The production locks everything in tightly with snappy drums underpinning both the rhythmic and melodic elements well. These elements shine bright on the faster tracks such as Hollow which begins with classic hardcore vehemence before shifting into half-time grooves with minimum effort. Even on the slower moments such as the stomping Snake Hips the band still don’t let up despite offering some beautiful guitar lines ala early Alexisonfire, giving the EP a little room to breathe before kicking into the next belter.
The third EP for the German crew is easily a defining moment in their short career. It pulses with vibrancy and despite this essentially being a modern hardcore record, the songs on offer are just so darn catchy that there is a good chance of seeing them supporting some of the scene leaders in the coming year. Although The Times You Cross My Mind will be many listeners first time hearing Earl Grey, the band are unquestionably worth every second of your time.
The Times You Cross My Mind is released on the 16th July.
Jack The Envious are a London quartet formed, interestingly enough, during core members Nir Perlman and Guy Avnon’s respective military service. After recruiting bassist Guy Checkarov, the band set out to combine their experiences in the forces and band life, distilling it down to produce debut EP Pull You Down. Since the EP’s release, it would seem the band have sought to push themselves, combining punk stylings and a post-hardcore rush for maximum impact. With a string of successful local shows, the band is all set to release their sophomore EP In Your Own Way.
Straight off the bat, the band embrace a dark atmosphere with pulsing synths and music box sounds ascending before they kick in with Shut It Off. It’s a fine start to the EP with a tectonic opening riff, coming across with the same snarling energy that My Chemical Romance embraced on their first couple of records. Single Begging For More starts with choppy acoustics before the songs signature riff makes way for a hooky chorus, vocalist Perlman sounding like a hybrid of The Used’s Bert McCracken and The Movielife’s Vinnie Caruana.
The mix on the EP is strong, the guitars sitting well and creating memorable, anthemic parts and also huge backdrops for Perlman’s snarling vocal jabs. This is demonstrated no better than on the thunderous Guilty which comes complete with a stomping breakdown section and Letlive-esque spoken word part which helps set the song apart from formulaic hardcore structure.
The album closes things off with Never Look Down which is possibly the strongest offering here.

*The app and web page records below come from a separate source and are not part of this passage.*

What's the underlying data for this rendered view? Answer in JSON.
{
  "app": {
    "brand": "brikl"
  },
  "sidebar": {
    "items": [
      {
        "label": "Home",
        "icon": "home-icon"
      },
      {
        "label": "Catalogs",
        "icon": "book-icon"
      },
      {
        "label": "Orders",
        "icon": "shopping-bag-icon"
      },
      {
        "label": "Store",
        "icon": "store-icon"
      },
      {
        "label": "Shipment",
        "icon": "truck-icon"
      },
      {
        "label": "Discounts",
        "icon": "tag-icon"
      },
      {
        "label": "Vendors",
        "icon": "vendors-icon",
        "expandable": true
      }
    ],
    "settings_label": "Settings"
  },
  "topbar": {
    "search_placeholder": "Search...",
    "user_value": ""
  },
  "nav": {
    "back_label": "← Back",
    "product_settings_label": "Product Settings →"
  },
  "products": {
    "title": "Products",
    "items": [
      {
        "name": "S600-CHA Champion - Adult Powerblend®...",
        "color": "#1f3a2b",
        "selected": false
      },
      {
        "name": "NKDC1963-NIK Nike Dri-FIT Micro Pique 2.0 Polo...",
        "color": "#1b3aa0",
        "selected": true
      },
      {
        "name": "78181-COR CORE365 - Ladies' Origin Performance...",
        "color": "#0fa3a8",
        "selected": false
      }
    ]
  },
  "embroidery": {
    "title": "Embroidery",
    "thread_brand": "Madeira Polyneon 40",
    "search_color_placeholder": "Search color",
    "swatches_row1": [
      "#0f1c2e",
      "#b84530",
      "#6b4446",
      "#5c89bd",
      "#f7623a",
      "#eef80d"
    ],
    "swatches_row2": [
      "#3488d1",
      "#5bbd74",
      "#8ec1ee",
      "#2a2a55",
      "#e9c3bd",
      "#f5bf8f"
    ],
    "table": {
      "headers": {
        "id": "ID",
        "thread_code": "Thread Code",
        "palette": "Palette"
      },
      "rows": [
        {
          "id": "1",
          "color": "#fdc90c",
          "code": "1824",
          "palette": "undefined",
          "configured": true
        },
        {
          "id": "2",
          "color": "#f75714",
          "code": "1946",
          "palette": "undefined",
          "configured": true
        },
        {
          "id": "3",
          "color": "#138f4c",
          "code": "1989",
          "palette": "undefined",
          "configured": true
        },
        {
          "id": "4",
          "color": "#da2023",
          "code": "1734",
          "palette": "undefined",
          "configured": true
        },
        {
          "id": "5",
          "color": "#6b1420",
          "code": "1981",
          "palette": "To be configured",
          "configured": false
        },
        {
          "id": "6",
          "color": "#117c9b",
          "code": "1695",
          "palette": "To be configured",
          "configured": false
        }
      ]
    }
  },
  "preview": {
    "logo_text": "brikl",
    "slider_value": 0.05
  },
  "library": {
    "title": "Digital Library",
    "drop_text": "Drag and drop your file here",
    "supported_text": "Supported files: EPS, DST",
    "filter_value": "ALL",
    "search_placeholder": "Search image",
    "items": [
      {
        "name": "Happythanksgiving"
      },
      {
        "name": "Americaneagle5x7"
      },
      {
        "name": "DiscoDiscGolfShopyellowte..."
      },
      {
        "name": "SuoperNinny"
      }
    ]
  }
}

The track builds from its ethereal intro and goes onto incorporate the best parts of the record, including huge reverberant guitar lines, gutsy vocals and another huge chorus. As only the second offering from Jack The Envious, In Your Own Way makes it clear that the band are determined to prove themselves as unique commodity of the British music scene. They stand to make their mark with this dynamic and energetic EP.